11 | (x − 1, y) | (x, y − 1) | 2 |

12 | (x, y − 1) | (x − 1, y) | 2 |

Disclaimer/Publisher’s Note: The statements, opinions and data contained in all publications are solely those of the individual author(s) and contributor(s) and not of MDPI and/or the editor(s). MDPI and/or the editor(s) disclaim responsibility for any injury to people or property resulting from any ideas, methods, instructions or products referred to in the content. |

© 2023 by the authors. Licensee MDPI, Basel, Switzerland. This article is an open access article distributed under the terms and conditions of the Creative Commons Attribution (CC BY) license (https://creativecommons.org/licenses/by/4.0/).

## Share and Cite

**MDPI and ACS Style**

Huang, C.-T.; Weng, C.-Y.; Shongwe, N.S.
Capacity-Raising Reversible Data Hiding Using Empirical Plus–Minus One in Dual Images. *Mathematics* **2023**, *11*, 1764.
https://doi.org/10.3390/math11081764

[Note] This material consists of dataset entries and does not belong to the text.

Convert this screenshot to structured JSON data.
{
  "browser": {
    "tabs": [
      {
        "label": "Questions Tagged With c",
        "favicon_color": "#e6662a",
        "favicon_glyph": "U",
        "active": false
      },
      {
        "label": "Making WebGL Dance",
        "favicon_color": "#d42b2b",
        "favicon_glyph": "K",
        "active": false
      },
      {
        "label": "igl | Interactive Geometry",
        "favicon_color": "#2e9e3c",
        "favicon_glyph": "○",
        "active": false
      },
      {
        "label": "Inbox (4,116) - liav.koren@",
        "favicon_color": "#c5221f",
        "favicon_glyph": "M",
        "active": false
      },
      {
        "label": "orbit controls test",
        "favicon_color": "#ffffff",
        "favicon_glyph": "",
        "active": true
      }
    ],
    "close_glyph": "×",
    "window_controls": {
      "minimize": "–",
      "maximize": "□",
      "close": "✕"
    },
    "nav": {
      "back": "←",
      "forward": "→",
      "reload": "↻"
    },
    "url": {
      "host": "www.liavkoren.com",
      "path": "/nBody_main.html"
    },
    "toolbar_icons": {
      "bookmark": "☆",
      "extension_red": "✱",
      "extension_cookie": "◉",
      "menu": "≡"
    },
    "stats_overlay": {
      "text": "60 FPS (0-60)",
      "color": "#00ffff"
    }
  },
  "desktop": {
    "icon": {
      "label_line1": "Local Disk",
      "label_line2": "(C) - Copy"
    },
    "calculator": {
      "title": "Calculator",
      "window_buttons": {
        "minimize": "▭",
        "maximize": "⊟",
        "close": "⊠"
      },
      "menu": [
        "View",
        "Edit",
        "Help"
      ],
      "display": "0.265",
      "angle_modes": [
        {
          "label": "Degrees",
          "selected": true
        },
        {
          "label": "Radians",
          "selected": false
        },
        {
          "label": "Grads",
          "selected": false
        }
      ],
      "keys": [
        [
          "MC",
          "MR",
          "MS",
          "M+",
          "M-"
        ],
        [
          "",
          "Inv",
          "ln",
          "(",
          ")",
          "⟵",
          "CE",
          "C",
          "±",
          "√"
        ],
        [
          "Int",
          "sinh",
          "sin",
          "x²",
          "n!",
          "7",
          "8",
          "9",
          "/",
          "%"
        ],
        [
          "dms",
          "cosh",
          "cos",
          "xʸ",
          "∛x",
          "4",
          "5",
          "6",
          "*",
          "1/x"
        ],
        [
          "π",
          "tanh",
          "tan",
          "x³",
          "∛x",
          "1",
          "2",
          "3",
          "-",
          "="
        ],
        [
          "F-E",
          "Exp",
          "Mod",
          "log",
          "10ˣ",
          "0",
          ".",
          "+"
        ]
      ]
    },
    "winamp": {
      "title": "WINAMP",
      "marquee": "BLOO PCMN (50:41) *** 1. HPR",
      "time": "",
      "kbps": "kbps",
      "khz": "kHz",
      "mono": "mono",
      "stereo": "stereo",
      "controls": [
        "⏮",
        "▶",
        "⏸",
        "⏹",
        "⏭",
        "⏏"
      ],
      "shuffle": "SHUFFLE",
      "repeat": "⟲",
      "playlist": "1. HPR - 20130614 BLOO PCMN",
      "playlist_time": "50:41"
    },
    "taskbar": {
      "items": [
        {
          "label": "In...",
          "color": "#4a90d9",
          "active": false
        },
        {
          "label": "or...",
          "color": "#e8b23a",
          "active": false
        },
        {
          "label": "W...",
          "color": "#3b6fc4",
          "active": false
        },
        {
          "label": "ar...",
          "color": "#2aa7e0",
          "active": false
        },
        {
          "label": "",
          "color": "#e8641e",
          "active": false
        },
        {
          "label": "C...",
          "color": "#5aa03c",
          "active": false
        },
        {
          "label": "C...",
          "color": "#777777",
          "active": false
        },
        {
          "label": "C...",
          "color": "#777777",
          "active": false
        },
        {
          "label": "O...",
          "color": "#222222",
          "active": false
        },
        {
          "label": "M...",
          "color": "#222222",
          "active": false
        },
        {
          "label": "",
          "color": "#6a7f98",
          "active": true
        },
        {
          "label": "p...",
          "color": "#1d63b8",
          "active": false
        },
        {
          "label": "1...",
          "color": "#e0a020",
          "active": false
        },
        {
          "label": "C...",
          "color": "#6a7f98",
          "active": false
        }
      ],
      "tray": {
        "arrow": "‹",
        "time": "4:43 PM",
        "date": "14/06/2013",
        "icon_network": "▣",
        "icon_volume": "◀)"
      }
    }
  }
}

**AMA Style**

Huang C-T, Weng C-Y, Shongwe NS.
Capacity-Raising Reversible Data Hiding Using Empirical Plus–Minus One in Dual Images. *Mathematics*. 2023; 11(8):1764.
https://doi.org/10.3390/math11081764

**Chicago/Turabian Style**

Huang, Cheng-Ta, Chi-Yao Weng, and Njabulo Sinethemba Shongwe.
2023. "Capacity-Raising Reversible Data Hiding Using Empirical Plus–Minus One in Dual Images" *Mathematics* 11, no. 8: 1764.
https://doi.org/10.3390/math11081764